In January 1953, the first performance of Samuel Beckett's Waiting for Godot hit Paris. In the absurdist play, a line is repeated over and over again: "Nothing to be done."
I can no longer use those words in relation to my "spare time". I drew up a list last night of all the different things I have to do. As far as I can far, only five of these things are public knowledge:
1. The Modern Irish Myth books.
2. The new website I hope to launch next month.
3. The book I mentioned in yesterday's post.
4. My exams.
5. Submitting a book to a publisher.
I have mentioned other things on the list to people I work with and friends who are writers, but there's not much revealed about the remaining six items I have on the list. They've been kept very much in the dark, because some depend on others. (One this month affects one that's listed for work to begin on in June, which affects two from June-onwards and one from August.)
But that doesn't mean I won't be working on them. In fact, when I actually have an idea of how that one pivotal piece of work this month turns out, I'll probably be able to start announcing some of the items on this list.
As a result of having drawn up the list, though, I've revoked my permission to say that I have nothing to do, or to say that I'm bored. The list isn't even complete. One idea that isn't on it is something that will be slotted in based on when I'm free. And it occurs to me now that I haven't even scheduled writing a poem every day for a month, like I said I would do at some point.
Frankly, there's so much to do that if I ever say I don't have anything to do I'm just trying to avoid doing something. I'll have to redo my timetable with this list in mind, of course, but the key thing to remember is that despite all the times I've said I have nothing to do, I've just been putting off doing something. This is largely because of the writing guilt I mentioned last month. I'd feel weird writing a novel when I'm supposed to be studying for exams.
After exams, though, no excuses. I have six items per month after May (only two this month, including exams!) which means that if I only ever put in one day per week on them I'll still have a day off. A day per week doesn't actually seem like a lot when I start looking at the workloads involved in all of this, but some of these projects will take up more time than others.
Off the list, I still have a lot I can write about. Remember those topic cards I put together back in December for the New Year? They still exist. I haven't had to touch them in a while, because of the blogging every day in April, the writing poetry last minute, and the occasional bit of fiction (I can't wait to write fiction again!). But they've always been there. I could very well go through one of them a week and see what comes out (random selection and all that). I could make that a day's activity, if I wanted, to work on a topic card.

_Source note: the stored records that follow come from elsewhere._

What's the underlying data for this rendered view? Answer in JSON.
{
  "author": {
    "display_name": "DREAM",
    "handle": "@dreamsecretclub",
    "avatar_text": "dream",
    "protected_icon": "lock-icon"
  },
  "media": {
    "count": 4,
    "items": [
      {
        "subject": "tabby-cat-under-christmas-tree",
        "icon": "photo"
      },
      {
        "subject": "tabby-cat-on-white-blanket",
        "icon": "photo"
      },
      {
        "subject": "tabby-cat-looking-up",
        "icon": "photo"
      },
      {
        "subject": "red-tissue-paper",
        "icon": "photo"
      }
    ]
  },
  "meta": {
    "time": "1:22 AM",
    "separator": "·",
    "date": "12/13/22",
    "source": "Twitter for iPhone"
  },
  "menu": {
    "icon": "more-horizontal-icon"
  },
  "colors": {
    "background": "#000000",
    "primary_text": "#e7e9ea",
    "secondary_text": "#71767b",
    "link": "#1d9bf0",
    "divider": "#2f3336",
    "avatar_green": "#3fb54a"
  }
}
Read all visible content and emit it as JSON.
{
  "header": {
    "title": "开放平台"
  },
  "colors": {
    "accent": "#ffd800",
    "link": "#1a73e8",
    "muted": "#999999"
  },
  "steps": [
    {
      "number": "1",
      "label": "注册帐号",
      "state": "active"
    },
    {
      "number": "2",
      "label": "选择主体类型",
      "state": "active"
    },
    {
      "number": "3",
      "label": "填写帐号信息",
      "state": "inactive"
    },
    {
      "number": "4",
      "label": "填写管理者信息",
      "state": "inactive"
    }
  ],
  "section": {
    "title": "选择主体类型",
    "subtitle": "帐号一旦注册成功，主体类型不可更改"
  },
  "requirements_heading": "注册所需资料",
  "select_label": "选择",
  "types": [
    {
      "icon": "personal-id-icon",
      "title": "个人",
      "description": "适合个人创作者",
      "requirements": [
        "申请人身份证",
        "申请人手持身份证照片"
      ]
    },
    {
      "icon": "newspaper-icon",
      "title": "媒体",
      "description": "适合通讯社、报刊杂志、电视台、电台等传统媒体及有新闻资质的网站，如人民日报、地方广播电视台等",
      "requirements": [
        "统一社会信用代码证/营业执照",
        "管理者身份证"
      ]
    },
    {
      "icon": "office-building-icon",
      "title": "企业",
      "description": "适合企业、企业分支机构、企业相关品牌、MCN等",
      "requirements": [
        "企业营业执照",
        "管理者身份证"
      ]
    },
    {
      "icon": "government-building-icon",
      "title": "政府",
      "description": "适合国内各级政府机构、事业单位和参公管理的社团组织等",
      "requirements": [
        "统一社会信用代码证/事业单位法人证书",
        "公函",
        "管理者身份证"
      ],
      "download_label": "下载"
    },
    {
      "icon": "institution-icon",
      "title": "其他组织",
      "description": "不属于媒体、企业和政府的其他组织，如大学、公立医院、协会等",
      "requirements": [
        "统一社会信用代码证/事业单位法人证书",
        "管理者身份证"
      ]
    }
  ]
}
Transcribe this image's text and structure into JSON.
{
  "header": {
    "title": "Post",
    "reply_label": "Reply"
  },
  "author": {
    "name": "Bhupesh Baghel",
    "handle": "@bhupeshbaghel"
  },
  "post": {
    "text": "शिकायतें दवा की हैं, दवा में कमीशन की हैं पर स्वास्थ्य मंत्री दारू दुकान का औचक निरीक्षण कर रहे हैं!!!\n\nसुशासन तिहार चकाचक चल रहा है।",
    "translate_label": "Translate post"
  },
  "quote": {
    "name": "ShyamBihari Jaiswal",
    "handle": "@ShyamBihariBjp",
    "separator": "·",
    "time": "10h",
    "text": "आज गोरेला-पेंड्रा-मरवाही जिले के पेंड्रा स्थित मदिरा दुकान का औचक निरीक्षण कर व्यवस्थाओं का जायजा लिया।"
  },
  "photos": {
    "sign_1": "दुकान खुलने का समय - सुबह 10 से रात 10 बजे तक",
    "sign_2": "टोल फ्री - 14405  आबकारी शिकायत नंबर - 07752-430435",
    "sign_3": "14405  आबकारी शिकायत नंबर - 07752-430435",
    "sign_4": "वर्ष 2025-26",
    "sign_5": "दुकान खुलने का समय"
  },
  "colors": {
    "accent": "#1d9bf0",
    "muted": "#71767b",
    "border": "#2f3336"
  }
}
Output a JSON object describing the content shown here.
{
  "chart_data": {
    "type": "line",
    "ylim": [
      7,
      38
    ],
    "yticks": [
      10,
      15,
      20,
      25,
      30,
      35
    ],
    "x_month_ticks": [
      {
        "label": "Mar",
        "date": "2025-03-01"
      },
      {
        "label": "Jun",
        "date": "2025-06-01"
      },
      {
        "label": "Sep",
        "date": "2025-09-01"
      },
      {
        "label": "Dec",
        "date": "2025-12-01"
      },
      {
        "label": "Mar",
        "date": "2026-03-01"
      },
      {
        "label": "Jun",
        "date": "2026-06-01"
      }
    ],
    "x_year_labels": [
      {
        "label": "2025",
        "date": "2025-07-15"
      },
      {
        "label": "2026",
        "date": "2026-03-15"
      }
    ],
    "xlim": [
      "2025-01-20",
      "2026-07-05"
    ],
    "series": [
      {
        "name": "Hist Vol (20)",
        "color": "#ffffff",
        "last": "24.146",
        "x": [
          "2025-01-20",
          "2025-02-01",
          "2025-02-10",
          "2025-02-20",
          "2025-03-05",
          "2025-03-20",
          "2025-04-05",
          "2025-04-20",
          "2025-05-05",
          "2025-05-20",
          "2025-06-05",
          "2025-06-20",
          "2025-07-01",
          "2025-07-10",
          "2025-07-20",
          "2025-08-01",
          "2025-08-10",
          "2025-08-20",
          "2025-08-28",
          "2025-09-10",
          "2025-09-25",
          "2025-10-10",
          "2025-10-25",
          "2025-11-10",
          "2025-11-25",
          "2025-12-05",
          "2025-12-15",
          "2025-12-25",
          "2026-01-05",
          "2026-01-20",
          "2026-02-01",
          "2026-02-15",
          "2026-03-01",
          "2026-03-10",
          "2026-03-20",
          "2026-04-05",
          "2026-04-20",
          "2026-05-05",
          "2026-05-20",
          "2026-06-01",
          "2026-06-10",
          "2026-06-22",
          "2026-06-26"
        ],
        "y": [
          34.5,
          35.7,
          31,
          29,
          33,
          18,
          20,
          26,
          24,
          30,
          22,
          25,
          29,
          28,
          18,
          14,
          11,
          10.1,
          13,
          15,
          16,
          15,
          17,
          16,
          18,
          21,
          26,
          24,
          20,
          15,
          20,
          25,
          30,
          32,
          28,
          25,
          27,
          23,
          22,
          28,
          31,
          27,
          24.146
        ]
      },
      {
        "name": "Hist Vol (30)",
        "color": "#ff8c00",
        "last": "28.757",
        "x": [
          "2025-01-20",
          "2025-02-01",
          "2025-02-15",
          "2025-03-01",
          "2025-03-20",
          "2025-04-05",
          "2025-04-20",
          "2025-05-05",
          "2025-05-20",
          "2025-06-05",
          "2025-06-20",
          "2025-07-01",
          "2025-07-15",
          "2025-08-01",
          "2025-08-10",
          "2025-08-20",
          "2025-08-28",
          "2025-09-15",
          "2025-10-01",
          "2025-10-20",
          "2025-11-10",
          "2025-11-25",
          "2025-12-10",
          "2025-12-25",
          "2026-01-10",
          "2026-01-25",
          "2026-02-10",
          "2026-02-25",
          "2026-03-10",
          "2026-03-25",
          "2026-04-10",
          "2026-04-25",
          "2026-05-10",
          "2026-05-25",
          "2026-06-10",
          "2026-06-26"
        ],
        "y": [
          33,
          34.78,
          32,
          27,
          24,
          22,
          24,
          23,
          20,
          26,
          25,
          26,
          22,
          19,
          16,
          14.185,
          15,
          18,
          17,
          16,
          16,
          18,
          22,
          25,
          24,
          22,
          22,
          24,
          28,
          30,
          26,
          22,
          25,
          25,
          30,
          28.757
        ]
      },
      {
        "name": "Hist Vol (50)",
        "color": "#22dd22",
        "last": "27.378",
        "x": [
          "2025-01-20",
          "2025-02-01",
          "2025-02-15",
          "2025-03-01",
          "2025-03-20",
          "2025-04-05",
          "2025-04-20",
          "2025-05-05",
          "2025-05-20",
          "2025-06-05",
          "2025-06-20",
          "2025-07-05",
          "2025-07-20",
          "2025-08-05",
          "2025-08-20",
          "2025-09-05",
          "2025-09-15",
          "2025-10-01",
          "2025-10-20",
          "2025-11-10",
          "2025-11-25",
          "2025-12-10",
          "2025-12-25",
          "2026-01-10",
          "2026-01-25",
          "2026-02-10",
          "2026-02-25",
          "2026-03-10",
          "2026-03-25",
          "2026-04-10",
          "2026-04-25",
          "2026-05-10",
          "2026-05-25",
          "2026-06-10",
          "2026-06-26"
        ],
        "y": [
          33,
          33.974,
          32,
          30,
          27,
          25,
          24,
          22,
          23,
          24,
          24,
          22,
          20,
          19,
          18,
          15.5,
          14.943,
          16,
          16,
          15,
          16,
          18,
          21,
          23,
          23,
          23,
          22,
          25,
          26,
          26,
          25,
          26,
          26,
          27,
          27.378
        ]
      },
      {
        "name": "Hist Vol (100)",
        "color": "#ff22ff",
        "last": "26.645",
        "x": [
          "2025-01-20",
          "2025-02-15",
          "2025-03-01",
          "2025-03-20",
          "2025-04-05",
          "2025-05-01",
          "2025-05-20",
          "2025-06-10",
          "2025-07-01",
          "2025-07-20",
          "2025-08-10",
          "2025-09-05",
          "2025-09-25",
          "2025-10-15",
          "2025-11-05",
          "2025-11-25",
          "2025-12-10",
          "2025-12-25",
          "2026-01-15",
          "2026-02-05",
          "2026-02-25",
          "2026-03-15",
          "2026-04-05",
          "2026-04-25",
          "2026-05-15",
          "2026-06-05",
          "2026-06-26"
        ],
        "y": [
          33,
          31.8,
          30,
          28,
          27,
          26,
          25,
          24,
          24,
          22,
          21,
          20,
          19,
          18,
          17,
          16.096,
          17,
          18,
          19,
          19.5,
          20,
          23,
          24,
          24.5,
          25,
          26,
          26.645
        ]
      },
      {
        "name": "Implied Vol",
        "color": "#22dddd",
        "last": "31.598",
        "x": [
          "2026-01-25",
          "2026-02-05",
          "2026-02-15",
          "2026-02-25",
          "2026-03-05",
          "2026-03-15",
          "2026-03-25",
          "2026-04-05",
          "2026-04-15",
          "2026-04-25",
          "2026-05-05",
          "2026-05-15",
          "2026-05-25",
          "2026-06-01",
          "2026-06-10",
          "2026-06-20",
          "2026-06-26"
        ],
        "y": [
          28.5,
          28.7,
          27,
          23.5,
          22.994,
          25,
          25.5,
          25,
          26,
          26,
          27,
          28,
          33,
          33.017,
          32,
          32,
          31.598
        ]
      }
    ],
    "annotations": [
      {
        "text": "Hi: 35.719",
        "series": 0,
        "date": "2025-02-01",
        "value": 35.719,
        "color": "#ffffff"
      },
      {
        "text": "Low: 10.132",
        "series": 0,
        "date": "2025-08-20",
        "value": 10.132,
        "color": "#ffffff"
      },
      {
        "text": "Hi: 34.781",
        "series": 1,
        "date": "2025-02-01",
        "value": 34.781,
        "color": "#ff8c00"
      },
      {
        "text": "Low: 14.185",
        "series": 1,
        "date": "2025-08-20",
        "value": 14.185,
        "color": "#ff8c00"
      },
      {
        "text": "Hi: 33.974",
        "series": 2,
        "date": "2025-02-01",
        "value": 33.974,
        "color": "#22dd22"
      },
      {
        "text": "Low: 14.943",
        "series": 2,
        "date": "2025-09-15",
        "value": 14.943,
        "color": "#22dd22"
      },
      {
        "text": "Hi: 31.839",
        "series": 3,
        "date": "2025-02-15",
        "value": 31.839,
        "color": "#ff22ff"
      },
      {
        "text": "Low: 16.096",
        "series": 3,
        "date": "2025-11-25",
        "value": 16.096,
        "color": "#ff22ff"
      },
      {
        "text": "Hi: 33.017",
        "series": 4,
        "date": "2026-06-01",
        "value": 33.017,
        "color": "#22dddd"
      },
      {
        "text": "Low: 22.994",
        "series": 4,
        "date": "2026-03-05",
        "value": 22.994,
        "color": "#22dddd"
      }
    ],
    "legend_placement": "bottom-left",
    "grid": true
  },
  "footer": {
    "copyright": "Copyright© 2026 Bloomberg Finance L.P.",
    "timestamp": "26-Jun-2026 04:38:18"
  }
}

Basically, I have a lot to do, and no more excuses for not doing it.
Each project is different. There are novellas, a blog, a business-in-the-making, scripts, non-fiction books on a variety of topics, poetry, fiction and essays, enough to keep me writing for the next few years at least. Considering all the other books I have in mind that I want to write, I don't think I'll be stuck for something for a long time. Any one of these ideas is a lot to take on. Blending them together will be difficult. Overall, though, I think it'll provide the right level of stimulus to make sure that writing never becomes boring or repetitive.